FDIC Out of Money

Maybe the mattress is the best place for money, after all?

The chairman of the Federal Deposit Insurance Corp. says she is “considering all options, including borrowing from Treasury,” to replenish the dwindling fund that insures bank deposits.

“I never say never,” FDIC Chairman Sheila Bair told an audience at Georgetown University Friday.

Bair’s remarks go beyond what she said just three weeks ago when asked about tapping the Treasury after the fund that insures regular deposit accounts up to $250,000 hit its lowest point since 1992, at the height of the savings-and-loan crisis. “Not at this point in time,” she said on Aug. 27.

The FDIC estimates bank failures will cost the fund around $70 billion through 2013. Ninety-two banks have failed so far this year. Hundreds more are expected to fall in coming years largely because of souring loans for commercial real estate.

The FDIC’s fund has slipped to 0.22 percent of insured deposits, below a congressionally mandated minimum of 1.15 percent. The $10.4 billion in the fund at the end of June is down from $13 billion at the end of March, and $45.2 billion in the second quarter of 2008.

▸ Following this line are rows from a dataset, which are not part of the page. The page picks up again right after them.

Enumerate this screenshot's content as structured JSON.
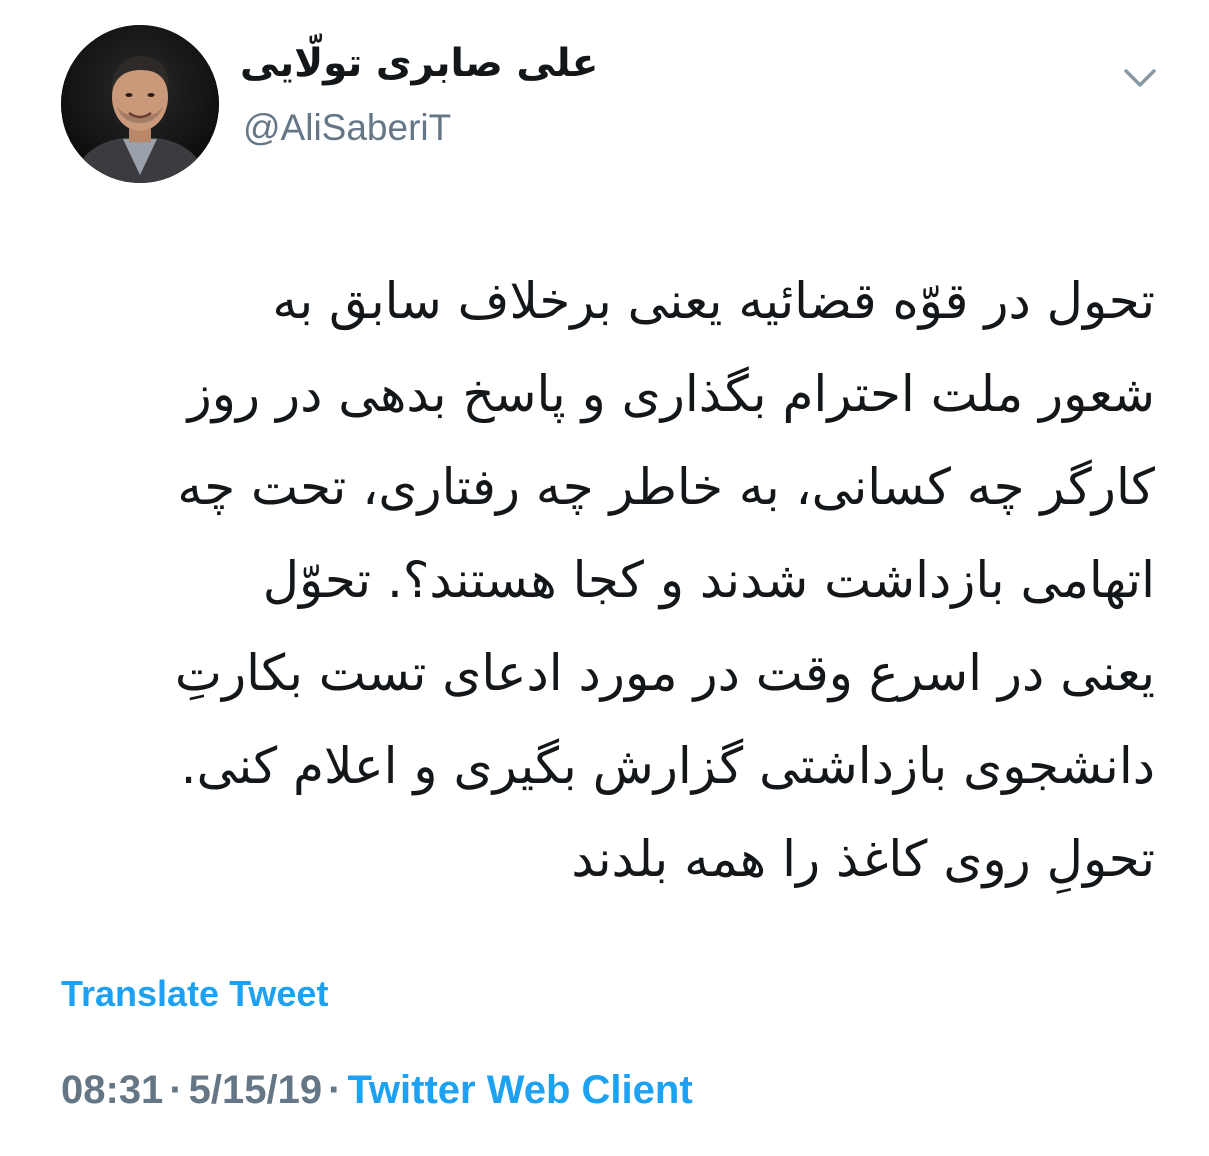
{
  "author": {
    "display_name": "علی صابری تولّایی",
    "handle": "@AliSaberiT",
    "avatar_icon": "person-portrait"
  },
  "menu": {
    "caret_icon": "chevron-down-icon"
  },
  "tweet": {
    "lines": [
      "تحول در قوّه قضائیه یعنی برخلاف سابق به",
      "شعور ملت احترام بگذاری و پاسخ بدهی در روز",
      "کارگر چه کسانی، به خاطر چه رفتاری، تحت چه",
      "اتهامی بازداشت شدند و کجا هستند؟. تحوّل",
      "یعنی در اسرع وقت در مورد ادعای تست بکارتِ",
      "دانشجوی بازداشتی گزارش بگیری و اعلام کنی.",
      "تحولِ روی کاغذ را همه بلدند"
    ]
  },
  "actions": {
    "translate_label": "Translate Tweet"
  },
  "meta": {
    "time": "08:31",
    "separator": "·",
    "date": "5/15/19",
    "client": "Twitter Web Client"
  },
  "colors": {
    "accent": "#1da1f2",
    "secondary_text": "#657786",
    "primary_text": "#14171a"
  }
}
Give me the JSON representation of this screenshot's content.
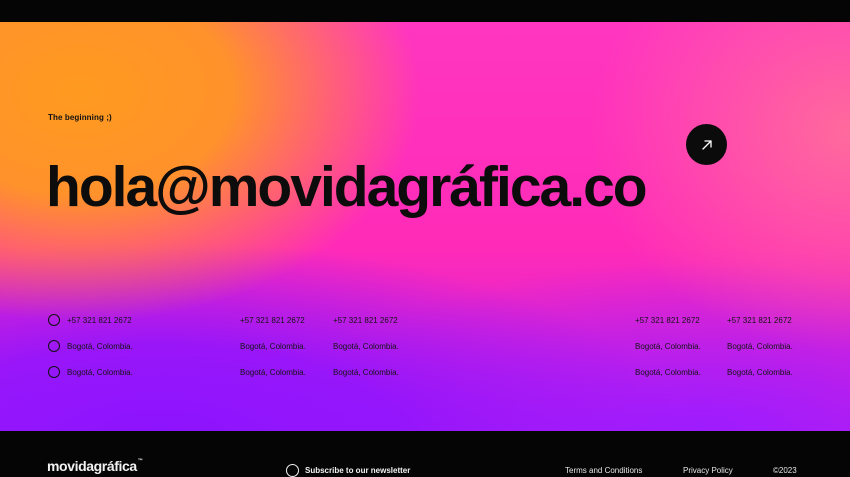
{
  "hero": {
    "tagline": "The beginning ;)",
    "email": "hola@movidagráfica.co",
    "arrow_icon": "arrow-up-right-icon"
  },
  "contacts": {
    "col1": {
      "phone": "+57 321 821 2672",
      "city1": "Bogotá, Colombia.",
      "city2": "Bogotá, Colombia."
    },
    "col2": {
      "phone": "+57 321 821 2672",
      "city1": "Bogotá, Colombia.",
      "city2": "Bogotá, Colombia."
    },
    "col3": {
      "phone": "+57 321 821 2672",
      "city1": "Bogotá, Colombia.",
      "city2": "Bogotá, Colombia."
    },
    "col4": {
      "phone": "+57 321 821 2672",
      "city1": "Bogotá, Colombia.",
      "city2": "Bogotá, Colombia."
    },
    "col5": {
      "phone": "+57 321 821 2672",
      "city1": "Bogotá, Colombia.",
      "city2": "Bogotá, Colombia."
    }
  },
  "footer": {
    "logo": "movidagráfica",
    "trademark": "™",
    "newsletter": "Subscribe to our newsletter",
    "terms": "Terms and Conditions",
    "privacy": "Privacy Policy",
    "copyright": "©2023"
  },
  "colors": {
    "orange": "#ff9a1f",
    "pink": "#ff36c0",
    "purple": "#8d14ff",
    "ink": "#0c0c0c"
  }
}
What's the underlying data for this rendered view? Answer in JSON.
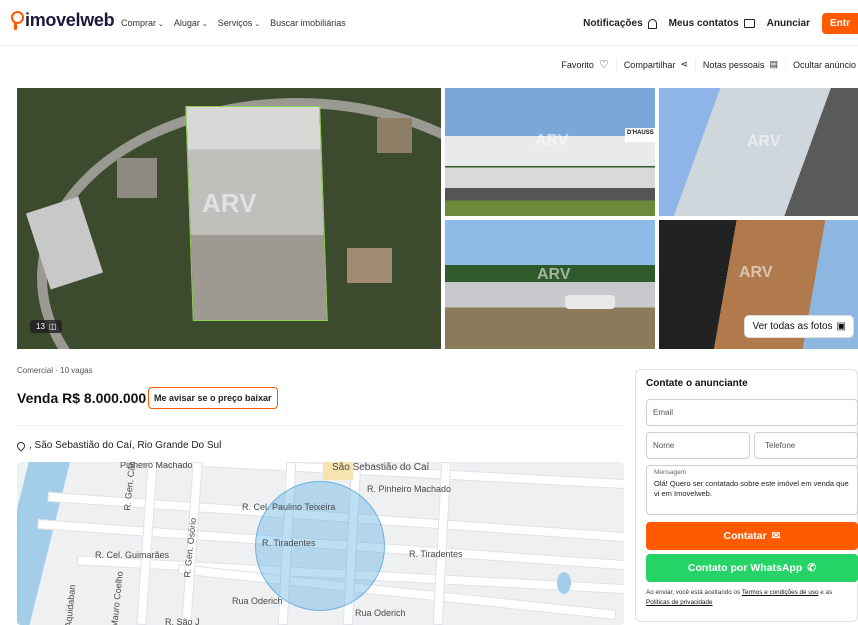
{
  "header": {
    "logo": "imovelweb",
    "nav": [
      "Comprar",
      "Alugar",
      "Serviços",
      "Buscar imobiliárias"
    ],
    "notifications": "Notificações",
    "contacts": "Meus contatos",
    "announce": "Anunciar",
    "login": "Entr"
  },
  "actions": {
    "favorite": "Favorito",
    "share": "Compartilhar",
    "notes": "Notas pessoais",
    "hide": "Ocultar anúncio"
  },
  "gallery": {
    "count": "13",
    "watermark": "ARV",
    "see_all": "Ver todas as fotos",
    "sign": "D'HAUSS"
  },
  "listing": {
    "subtitle": "Comercial · 10 vagas",
    "price": "Venda R$ 8.000.000",
    "notify_button": "Me avisar se o preço baixar",
    "location": ", São Sebastião do Caí, Rio Grande Do Sul"
  },
  "map": {
    "labels": [
      "Pinheiro Machado",
      "São Sebastião do Caí",
      "R. Pinheiro Machado",
      "R. Cel. Paulino Teixeira",
      "R. Tiradentes",
      "R. Tiradentes",
      "R. Cel. Guimarães",
      "R. Gen. Câmara",
      "R. Gen. Osório",
      "Rua Oderich",
      "Rua Oderich",
      "Aquidaban",
      "Mauro Coelho",
      "R. São J"
    ]
  },
  "contact": {
    "title": "Contate o anunciante",
    "email_placeholder": "Email",
    "name_placeholder": "Nome",
    "phone_placeholder": "Telefone",
    "message_label": "Mensagem",
    "message_text": "Olá! Quero ser contatado sobre este imóvel em venda que vi em Imovelweb.",
    "contact_button": "Contatar",
    "whatsapp_button": "Contato por WhatsApp",
    "legal_prefix": "Ao enviar, você está aceitando os ",
    "terms": "Termos e condições de uso",
    "and": " e as ",
    "privacy": "Políticas de privacidade"
  }
}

More failures and less payments in to the fund – the FDIC, of course, only works as long as only a few banks per year fail. As we’ll probably have more than 100 fail this year, and probably as many next year, this is the “push comes to shove” time for the FDIC…and it has failed.